Serving women and families has led me on a journey of learning, and expanding my skills, which include: DONA trained birth doula, Hypnobabies Certified Hypno-doula (HCHD), Certified Holistic Doula (The Matrona), Sacred Pregnancy Belly Binding Artist, Perinatal Bereavement Doula, Training as a Lamaze Childbirth Educator and now a Certified Placenta Encapsulation Specialist through APPA.
Placenta Encapsulation has a place so close to my heart!  I am proud to offer this service and honored to be a part of the highly recognized and respected Association of Placenta Preparation Arts (APPA) family. My goal is to always uphold the standards of APPA, and to provide Placenta Preparation services with the highest regards to safety, sanitation and client satisfaction.

Graduate Spotlight: Courtney van Assem

My name is Courtney van Assem, I am a mother to two little girls and a baby on the way shortly. I am a farmer’s wife with a love for growing and nurturing all things. I stumbled upon placenta encapsulation while pregnant with my first daughter and fell in love with the idea. After my second daughter was born I knew that this was something I wanted to share with everyone around me. Wanting to be as informed as possible about encapsulation, I spent a while researching and decided APPA would give me the education I was looking for!

Graduate Spotlight: Liz Martinez

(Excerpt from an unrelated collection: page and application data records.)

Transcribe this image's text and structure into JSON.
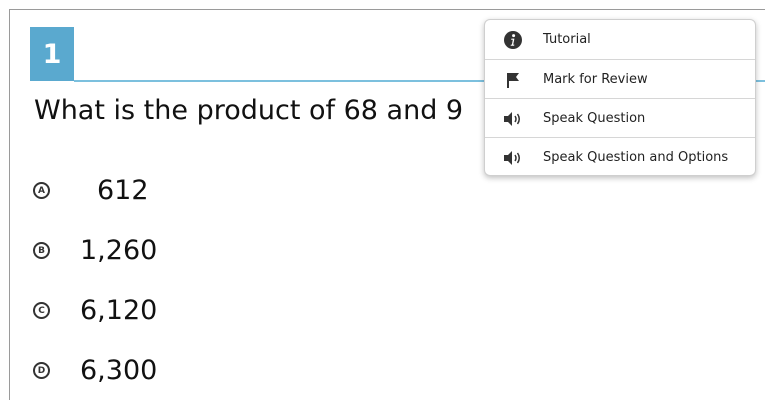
{
  "question": {
    "number": "1",
    "text": "What is the product of 68 and 9"
  },
  "options": [
    {
      "letter": "A",
      "value": "612"
    },
    {
      "letter": "B",
      "value": "1,260"
    },
    {
      "letter": "C",
      "value": "6,120"
    },
    {
      "letter": "D",
      "value": "6,300"
    }
  ],
  "menu": {
    "items": [
      {
        "label": "Tutorial",
        "icon": "info-icon"
      },
      {
        "label": "Mark for Review",
        "icon": "flag-icon"
      },
      {
        "label": "Speak Question",
        "icon": "speaker-icon"
      },
      {
        "label": "Speak Question and Options",
        "icon": "speaker-icon"
      }
    ]
  },
  "colors": {
    "accent": "#5aa9cf",
    "accent_line": "#7cc0de"
  }
}
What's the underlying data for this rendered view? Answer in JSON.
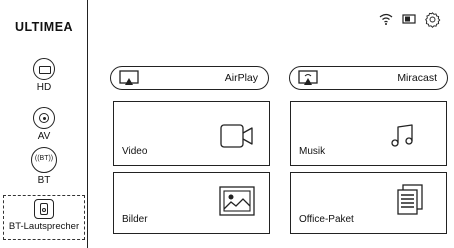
{
  "sidebar": {
    "brand": "ULTIMEA",
    "sources": [
      {
        "label": "HD",
        "icon": "hdmi-icon"
      },
      {
        "label": "AV",
        "icon": "av-icon"
      },
      {
        "label": "BT",
        "icon": "bluetooth-icon",
        "badge": "((BT))"
      },
      {
        "label": "BT-Lautsprecher",
        "icon": "speaker-icon",
        "selected": true
      }
    ]
  },
  "status_bar": {
    "icons": [
      "wifi-icon",
      "card-icon",
      "settings-icon"
    ]
  },
  "cast": {
    "airplay_label": "AirPlay",
    "miracast_label": "Miracast"
  },
  "tiles": {
    "video": "Video",
    "music": "Musik",
    "pictures": "Bilder",
    "office": "Office-Paket"
  }
}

Hello, my name is Liz Martinez. I’m a Marine Wife and a homeschooling mother to two beautiful girls. My girls have always been my inspiration so when I was pregnant with second daughter I began to do research on encapsulation. After reading about the reported benefits I decided to encapsulate my own placenta. I felt amazing after consuming my placenta! I knew that this was something wonderful and I felt strongly that all mothers should have their placenta encapsulated! I decided that I wanted to certify so that I could learn the most that I could and feel more professional. I was so glad to have found APPA. This course is so thorough and I have gained so much knowledge. I feel so proud to be APPA Certified.